To use all functions of this page, please activate cookies in your browser.
With an accout for my.bionity.com you can always see everything at a glance – and you can configure your own website and individual newsletter.
- My watch list
- My saved searches
- My saved topics
- My newsletter
The spore print of a mushroom is an important diagnostic character in most handbooks for identifying mushrooms. A spore print is made by placing the spore-producing surface flat on a sheet of dark and white (or just white) paper . The mushroom is left overnight in this manner. When the mushroom is removed, the color of the spores should be visible on the paper. Incorporating a glass slide allows for examination of spores under a microscope, or moving the spore print to a darker or lighter surface for good contrast.
Mycologists are reluctant to identify any mushroom from its spore print alone since the spore print is only one characteristic used in determination.
Historically the classification of many families of fungi were based on spore colour, an example being Tricholomataceae being a large family containing many fungi whose common factor was having white spores. However recent molecular research has shown some interesting relationships, with some fungi of disparate spore colours showing close relations.

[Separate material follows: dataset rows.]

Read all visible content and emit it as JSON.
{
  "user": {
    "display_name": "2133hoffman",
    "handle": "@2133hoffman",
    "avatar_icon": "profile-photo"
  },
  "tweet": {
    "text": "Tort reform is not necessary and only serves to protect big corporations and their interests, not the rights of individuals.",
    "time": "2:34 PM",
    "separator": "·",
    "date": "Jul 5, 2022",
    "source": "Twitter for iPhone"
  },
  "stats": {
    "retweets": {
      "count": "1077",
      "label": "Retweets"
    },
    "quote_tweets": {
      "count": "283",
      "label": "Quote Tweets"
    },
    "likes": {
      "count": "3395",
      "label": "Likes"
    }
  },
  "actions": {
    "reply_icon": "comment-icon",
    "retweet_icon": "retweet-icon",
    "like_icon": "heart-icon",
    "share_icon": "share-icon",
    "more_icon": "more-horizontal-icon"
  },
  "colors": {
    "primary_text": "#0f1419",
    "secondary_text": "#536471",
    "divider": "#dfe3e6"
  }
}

|This article is licensed under the GNU Free Documentation License. It uses material from the Wikipedia article "Spore_print". A list of authors is available in Wikipedia.|